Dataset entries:
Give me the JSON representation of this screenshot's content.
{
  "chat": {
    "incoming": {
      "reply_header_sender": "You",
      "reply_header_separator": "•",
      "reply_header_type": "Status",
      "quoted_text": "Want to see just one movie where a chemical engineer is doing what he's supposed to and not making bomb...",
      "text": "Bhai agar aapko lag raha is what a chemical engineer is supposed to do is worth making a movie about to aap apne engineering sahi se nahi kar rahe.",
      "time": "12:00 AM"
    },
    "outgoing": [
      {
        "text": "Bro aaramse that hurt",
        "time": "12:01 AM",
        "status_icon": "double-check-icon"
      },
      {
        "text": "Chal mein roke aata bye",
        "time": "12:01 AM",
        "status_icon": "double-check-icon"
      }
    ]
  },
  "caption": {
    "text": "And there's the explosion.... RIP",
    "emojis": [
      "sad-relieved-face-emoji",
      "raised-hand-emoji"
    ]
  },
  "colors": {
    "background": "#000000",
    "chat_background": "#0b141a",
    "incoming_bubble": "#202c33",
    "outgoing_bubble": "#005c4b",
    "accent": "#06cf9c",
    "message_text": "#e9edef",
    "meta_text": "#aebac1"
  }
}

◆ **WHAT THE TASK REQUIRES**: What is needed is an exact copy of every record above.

◆ **EXPECTED ANSWER**:
Give me the JSON representation of this screenshot's content.
{
  "chat": {
    "incoming": {
      "reply_header_sender": "You",
      "reply_header_separator": "•",
      "reply_header_type": "Status",
      "quoted_text": "Want to see just one movie where a chemical engineer is doing what he's supposed to and not making bomb...",
      "text": "Bhai agar aapko lag raha is what a chemical engineer is supposed to do is worth making a movie about to aap apne engineering sahi se nahi kar rahe.",
      "time": "12:00 AM"
    },
    "outgoing": [
      {
        "text": "Bro aaramse that hurt",
        "time": "12:01 AM",
        "status_icon": "double-check-icon"
      },
      {
        "text": "Chal mein roke aata bye",
        "time": "12:01 AM",
        "status_icon": "double-check-icon"
      }
    ]
  },
  "caption": {
    "text": "And there's the explosion.... RIP",
    "emojis": [
      "sad-relieved-face-emoji",
      "raised-hand-emoji"
    ]
  },
  "colors": {
    "background": "#000000",
    "chat_background": "#0b141a",
    "incoming_bubble": "#202c33",
    "outgoing_bubble": "#005c4b",
    "accent": "#06cf9c",
    "message_text": "#e9edef",
    "meta_text": "#aebac1"
  }
}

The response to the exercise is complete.